2018: um ano que deixou marcas indeléveis na sociedade brasileira

Lucia Regina Florentino Souto
2018 Saúde em Debate  
EDITORIAL Este é um artigo publicado em acesso aberto (Open Access) sob a licença Creative Commons Attribution, que permite uso, distribuição e reprodução em qualquer meio, sem restrições, desde que o trabalho original seja corretamente citado. IN 2018, AT THE SAME TIME AS WE CELEBRATED THE 30 YEARS of the Citizen Constitution and of the Unified Health System (SUS), we experienced moments of profound insecurity and the consequences of the rupture of the national pact established with the end of
more » ... hed with the end of the military dictatorship, which allowed significant advances in field of social rights.
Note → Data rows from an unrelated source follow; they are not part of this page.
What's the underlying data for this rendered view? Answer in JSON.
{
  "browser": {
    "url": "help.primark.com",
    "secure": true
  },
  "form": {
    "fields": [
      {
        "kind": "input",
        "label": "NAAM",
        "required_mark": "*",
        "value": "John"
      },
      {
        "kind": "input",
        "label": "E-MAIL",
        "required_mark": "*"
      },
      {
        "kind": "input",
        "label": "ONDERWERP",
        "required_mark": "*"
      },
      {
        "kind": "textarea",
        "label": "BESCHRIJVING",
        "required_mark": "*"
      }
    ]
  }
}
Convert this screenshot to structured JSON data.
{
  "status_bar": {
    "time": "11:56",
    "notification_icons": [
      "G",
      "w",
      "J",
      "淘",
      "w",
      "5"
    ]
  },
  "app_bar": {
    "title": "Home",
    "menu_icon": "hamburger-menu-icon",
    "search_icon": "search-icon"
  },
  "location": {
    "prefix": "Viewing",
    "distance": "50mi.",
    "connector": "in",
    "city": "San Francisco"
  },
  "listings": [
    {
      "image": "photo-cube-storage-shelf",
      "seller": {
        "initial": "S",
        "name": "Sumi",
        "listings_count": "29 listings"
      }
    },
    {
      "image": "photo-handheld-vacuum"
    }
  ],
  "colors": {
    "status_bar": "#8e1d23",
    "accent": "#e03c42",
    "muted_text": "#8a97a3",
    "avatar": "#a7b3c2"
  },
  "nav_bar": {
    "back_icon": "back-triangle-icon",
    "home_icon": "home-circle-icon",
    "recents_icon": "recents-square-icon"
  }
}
From 2016 on, with the parliamentary-judicial-mediatic coup, an agenda of setbacks was instituted, such as the EC-95 (Amendment of the expenditure ceiling), the labor, social security, and cultural counter-reforms, that try to bar racial-ethnic and gender historical achievements, with the old discourse that social rights do not fit into the budget. The consequences of that agenda are already being felt: the return of Brazil to the hunger map, the increase of inequality, the return of measles, the reversal of the fall in the infant mortality rate, and the displacement of health insurances towards the SUS in function the precariousness of work and unemployment. Moreover, the unacceptable epidemic of violence, a true genocide, with more than 160 thousand homicides between 2015 and 2017, mostly young black people. Violence against women, against the LGBT population (Lesbian, Gay, Bisexual, Transvestite, Transsexual or Transgender), the execution of human rights defenders, the poison in our diet. The extermination of our population is the most radical expression of our inequalities. Brazil is experiencing a civilizational dispute with global repercussions for its strategic role in international geopolitics. The onslaught of financial capitalism, associated with an oligarchic, enslaver elite, has global dimensions and manifests itself in three strategic dimensions: the affront to national sovereignty, to social rights, and to democracy. Eight billionaires have as much wealth as 3.6 billion people on the planet. The richest 1% has more wealth than the other 99% 1 . Coping with ancestral inequalities is our strategic agenda for its devastating effects. Inequality must be tackled not only in terms of the social, cultural, and ethical aspects involved, but also because it produces disruptive results for the economy, for democracy, and for the environment. In times like this, we must look for examples from our history. The Brazilian Sanitary Reform Movement (MRSB) is certainly an exemplary experience of democratic/participatory construction, of social rights and creation of a field of knowledge -collective health -that explained the social determination of the health/disease process. The VIII National Health Conference, with more than 5 thousand delegates, meant a truly popular health constituent, with more than 140 work groups and a final plenary session that lasted more than 24 hours, with a true spirit of public happiness. The right to health, as stated in our Constitution, takes back to that spirit of collective construction, which we need to reincarnate, the Spirit of 1988.
doi:10.1590/0103-1104201811900 fatcat:v2lpwylkdnefrfk2nbcm5wipn4